Self-taught and left-handed, Cotten played her guitar both upside down and backwards, which resulted in a warm and rolling style completely unique to her. The style she pioneered, which is deeply rooted in the sounds of the blues guitarists that preceded her, is now known as “Cotten-style.” Her process is a perfect example of the ways in which folk musicians innovate and propel musical traditions forward by customizing their approach to their instruments. Elizabeth Cotten’s groundbreaking spirit has inspired me to innovate in my own playing.
Feeding the body as well as the heart: Bread and Roses magazine cover
Rose Alia Rodgers: Located in the Many Voices, One Nation exhibition, a colorful magazine cover titled “Bread and Roses” instantly caught my eye.

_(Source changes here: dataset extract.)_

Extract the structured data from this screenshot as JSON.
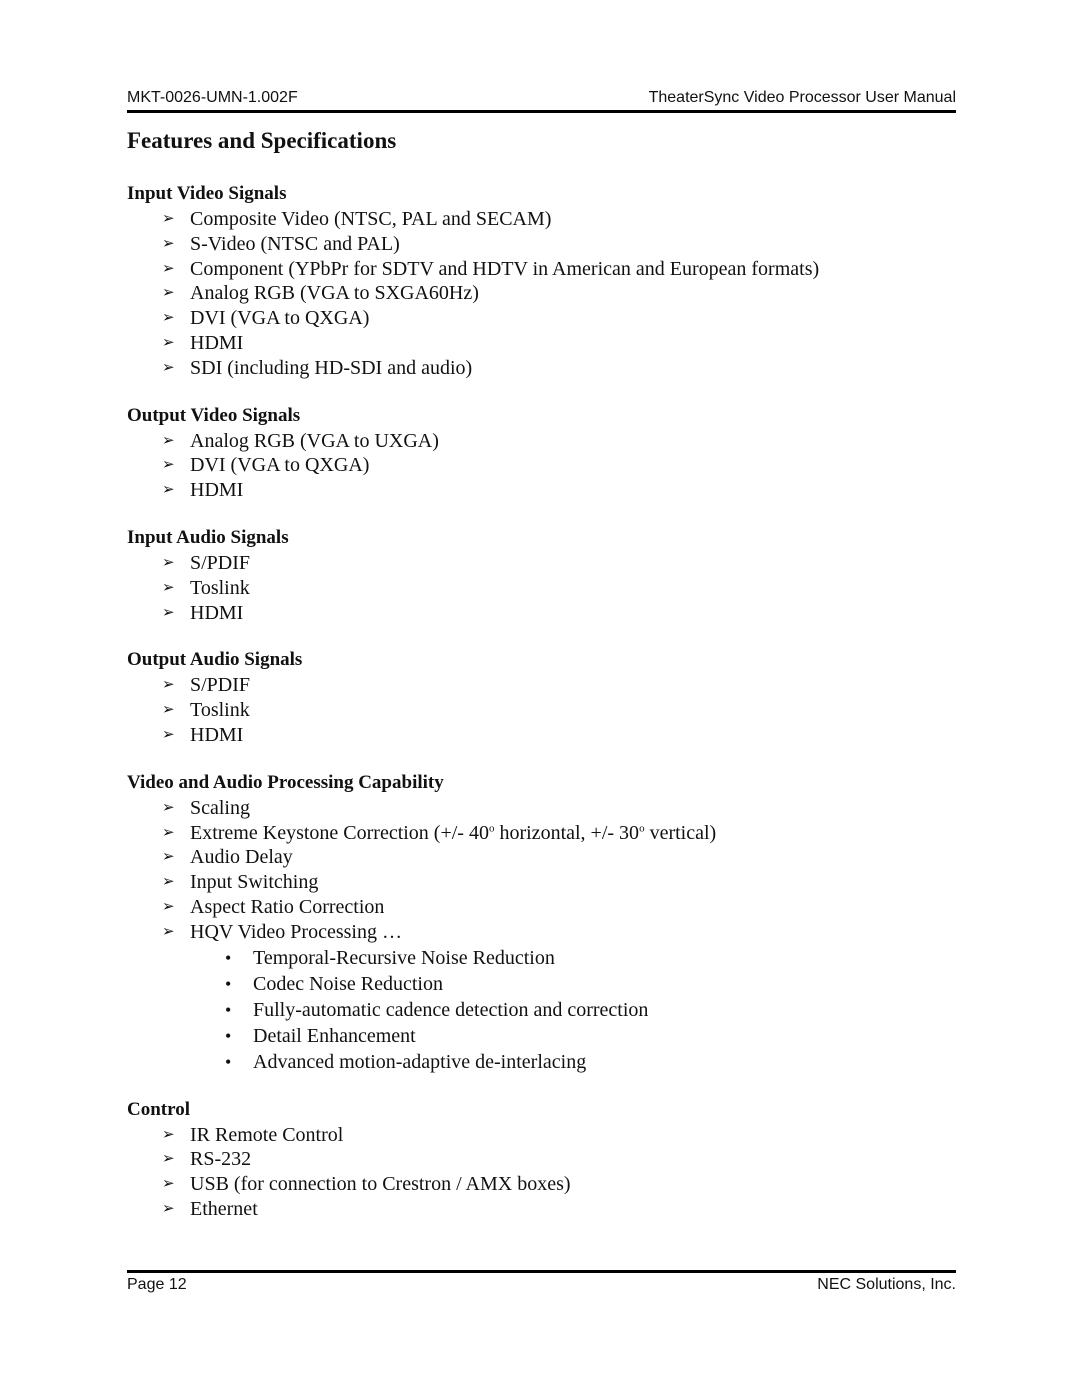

I looked into the history of the phrase, “bread and roses,” and found that it originated from a 1911 poem, and has continued to provide a staple slogan for workers’ movements since then.
An early mention of the phrase came from a workers’ rights leader Rose Schneiderman. At a 1912 textile strike, she said, “The worker must have bread, but she must have roses too.” She explained that workers needed dignified working conditions, meaning safety, fair wages, and reasonable work hours. The words were later put to a melody and performed by numerous artists, including Judy Collins, Bobby McGee, and Mimi Fariña.
I was drawn to this song not only because of the value in its meaning but also because it inspired protest, bringing various communities together (including immigrant communities, workers unions, and leading women) to strike for better treatment in the workplace.
Songs of slavery: Eli Whitney’s cotton gin patent model (reproduction)
Hannah Rose Baker: Henry Truvillion was a singer and preacher who spent many years working for the railroad, where singing “work songs” was often a means for coordinating labor. Folklorist John Lomax recorded him singing many of these songs in the late 1930s, including this “Cotton Picking Song.” Truvillion emphasizes in his song that he’s “picking [cotton] by the pound.”
While we were working on the song, I had the opportunity to visit the Smithsonian’s National Museum of African American History and Culture. There I read a label about the effects of the invention of the Whitney cotton gin in 1793. It read, “Before Whitney’s gin, one person could clean one pound of cotton per day. The gin increased that number by 4,900 percent.” I was struck by the contrast between the beauty of the song, the actual examples of cotton gins on display in the museum—now dormant and disconnected from the work they once did—and the inhumane oppression of the unending work cotton production meant for enslaved people. I wanted to explore this in our program and I was drawn to researching American work songs, of which “Cotton Picking Song” is an example.
Work songs, born in the coerced labor and hardships of slavery, came to influence many American musical genres, from bluegrass to rock and roll. In many ways, like every aspect of American history and life, American popular music has been forever imprinted with the legacy of slavery and oppression. As interns, we have had the opportunity to share this complicated history with our visitors through song.
This blog post was compiled by Libby Weitnauer, a musician who has recently finished a master’s degree at New York University. Rose Alia Rodgers is a recent Sociology graduate from the University of California, Santa Cruz. Kelly Bosworth is a musician and a PhD student in Ethnomusicology at Indiana University. Hannah Rose Baker is a scholar-musician currently residing in Boston, Massachusetts.
Making American Music is supported by the Ella Fitzgerald Charitable Foundation and the John Hammond Performance Series Endowment Fund.